Once dried, Jessica re-dressed and they wrapped her foot as best they could. She would still be cold, but at least she was alive and would likely keep all her extremities. Marcus remembered when he was a boy, meeting a farmer named Al who’d lost lost fingers to the cold and other accidents. He remembered the farmer describing the aches and pains or just tingling that would sometimes occur in the fingers that were no longer there. It still gave him a shiver almost a century later- though he’d gotten better at hiding it.
He remembered the story he old man told him, saying that as a younger man he’d played the guitar until he’d lost the tips of a finger or two in a threshing accident. At that point he’d switched to the accordion, until he lost fingers to the cold. When he couldn’t play the accordion anymore, he switched to the hammer dulcimer. By the time Marcus met the old man, the only instrument he could play anymore was the Harmonica.
He admired the stubborness and tenacity of the old man. He unwillingness to let any accident or fate prevent him from partaking in his love of music.

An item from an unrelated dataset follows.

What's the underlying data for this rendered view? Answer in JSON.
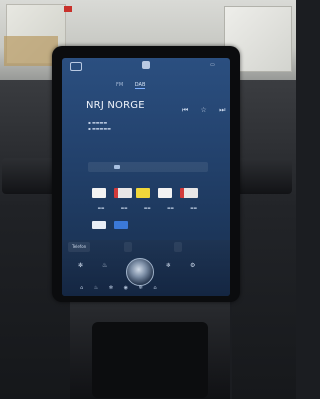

With any luck, this Jessica would be alright. Of course, they weren’t out of the woods yet and the shadows already stretched long over the land. But at least the girl was hydrated and responsive. Marcus had melted some water for her from the snow and given it to her. It was a mercy she hadn’t hit her head on a rock or broken her neck with a fall like that.
Remembering what he’d seen in terms of destruction of the branches and the dislodged trees on the way down the ravine reminded him about her story of being chased by wolves. It was such an obvious prevarication that it almost didn’t seem worth asking about.

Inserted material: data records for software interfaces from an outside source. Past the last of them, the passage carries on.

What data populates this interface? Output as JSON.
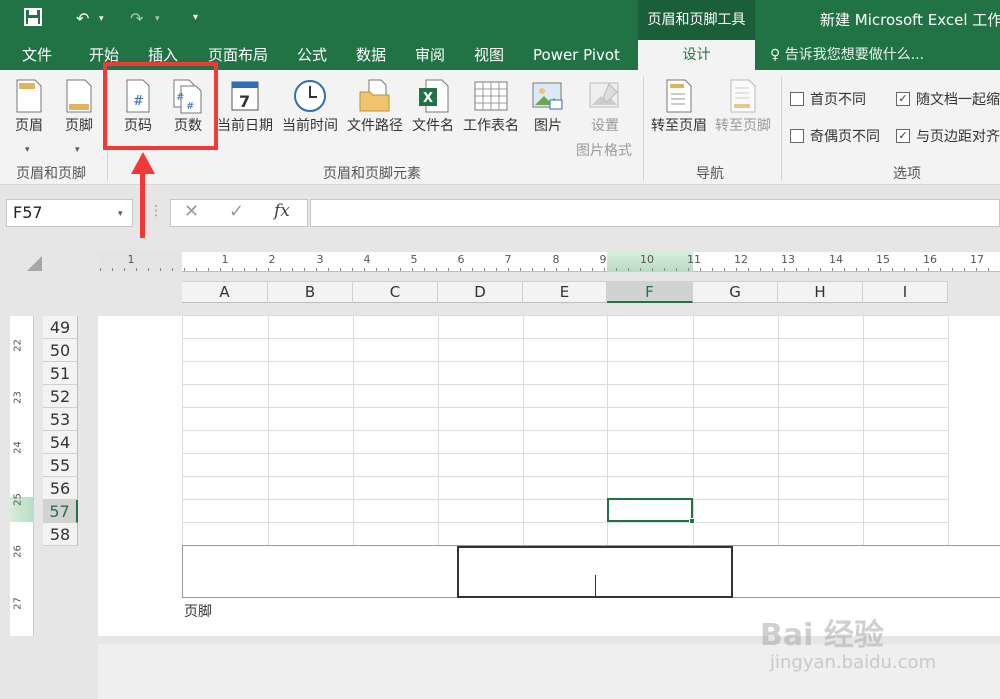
{
  "title_bar": {
    "contextual_tool": "页眉和页脚工具",
    "doc_title": "新建 Microsoft Excel 工作"
  },
  "tabs": [
    "文件",
    "开始",
    "插入",
    "页面布局",
    "公式",
    "数据",
    "审阅",
    "视图",
    "Power Pivot"
  ],
  "active_tab": "设计",
  "tell_me": "告诉我您想要做什么...",
  "ribbon": {
    "group1": {
      "label": "页眉和页脚",
      "buttons": [
        "页眉",
        "页脚"
      ]
    },
    "group2": {
      "label": "页眉和页脚元素",
      "buttons": [
        "页码",
        "页数",
        "当前日期",
        "当前时间",
        "文件路径",
        "文件名",
        "工作表名",
        "图片",
        "设置",
        "图片格式"
      ]
    },
    "group3": {
      "label": "导航",
      "buttons": [
        "转至页眉",
        "转至页脚"
      ]
    },
    "group4": {
      "label": "选项",
      "options": [
        {
          "label": "首页不同",
          "checked": false
        },
        {
          "label": "随文档一起缩",
          "checked": true
        },
        {
          "label": "奇偶页不同",
          "checked": false
        },
        {
          "label": "与页边距对齐",
          "checked": true
        }
      ]
    }
  },
  "formula_bar": {
    "name_box": "F57",
    "formula": ""
  },
  "ruler_ticks": [
    "1",
    "1",
    "2",
    "3",
    "4",
    "5",
    "6",
    "7",
    "8",
    "9",
    "10",
    "11",
    "12",
    "13",
    "14",
    "15",
    "16",
    "17"
  ],
  "vruler_ticks": [
    "22",
    "23",
    "24",
    "25",
    "26",
    "27"
  ],
  "columns": [
    "A",
    "B",
    "C",
    "D",
    "E",
    "F",
    "G",
    "H",
    "I"
  ],
  "rows": [
    "49",
    "50",
    "51",
    "52",
    "53",
    "54",
    "55",
    "56",
    "57",
    "58"
  ],
  "selected_cell": "F57",
  "footer_label": "页脚",
  "watermark": {
    "main": "Bai 经验",
    "sub": "jingyan.baidu.com"
  },
  "colors": {
    "excel_green": "#217346",
    "annotation_red": "#f33838"
  }
}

He shook his head to clear his thoughts. Now that the immediate danger was past, there was the very real problem of what to do to get the girl back to the road and the relative safety of his truck. It had been a 10 minute walk, plus some odd switchbacks, but that was with snowshoes and the girl only had one of those left. Plus, she’d be hopping on one foot. That wouldn’t do.
Marcus realized he’d left his phone in the truck. The damn thing barely got reception anyway, but still. Minor chance was worth more than no chance.
“Jessica, you got a phone?”
“Yeah, I…” she grabbed her pants and went through the pockets. “Yeah, I’ve got it.”
“Great. You got reception?”
“No.” It figured. They probably had the same carrier.
“Well, we’re going to have to figure out how to get you out of here. I don’t have time to be bringing firewood all night and I don’t want to risk you going into shock or dying of exposure. Lemme see your ankle.” It was swollen, purple and angry.”
The whine of a small gas engine became more apparent as it approached the ridge above them and then from up top a voice cried out, “Hey, Marcus, you okay?” Christ. That was all he needed. That darned Amos was here, and he’d probably want to… wait.
“Down here Amos.”
“No, but there’s a girl who is. Heard a scream. She’s got a busted up ankle and we have no reception here. Help me get her to the truck.”
“Sounds good” Sounds good? Marcus had never heard Amos say so little at one time. The engine whirred to life in that fly-buzz register that snowmobiles seem to share with squadrons of mosquitos.
A few minutes later, there was Amos dismounting his snowmobile and digging under the seat for his spare helmet. Well, for once the man’s insistence on doing everything by the book might be of use.
“What’re you doing here?”
“Snowmobiling and I saw your truck with the emergency lights on and the door open on the side of the road. Then I saw tracks and thought… “hey! If marcus is running in the woods, either he’s in trouble or someone else is.’ And then…”
“Good job.” Said Marcus. “I’m sure you have more you want tell me about it, but let it wait until we get her back to town and in some clothes.”
Amos seemed to just notice the girl next to them covered only in an old saddle blanket. He reddened. Internally, Marcus face-palmed. Amos had to be what, 55? 65? And here he was blushing like little kid. This provoked a similar reaction in Jessica, who up till now had been too concerned about survival to worry about propriety.
“Alright children, let’s get back to the truck. Amos, keys are in the ignition, so start it up and make sure she stays warm. I’ll be there when I can and will put out the fire.”
They fumbled their way on to the snow mobile, with Jessica’s feet still in Marcus’s mittens. The heels hung out a bit and looked silly, but at least it wouldn’t take long to get back, he thought as they rode off toward the truck.
Marcus took one of his snowshoes and used it as a shovel to extinguish the fire, using the tail of it to stir in the ashes and make sure it was completely out. He’d seen what could happen if a fire went underground, or cinders whipped up and wouldn’t leave anything to chance.
Afterward, he put the snowshoes back on, clenched and unclenched his now-chilly fingers and and started back to the truck at a brisk trot.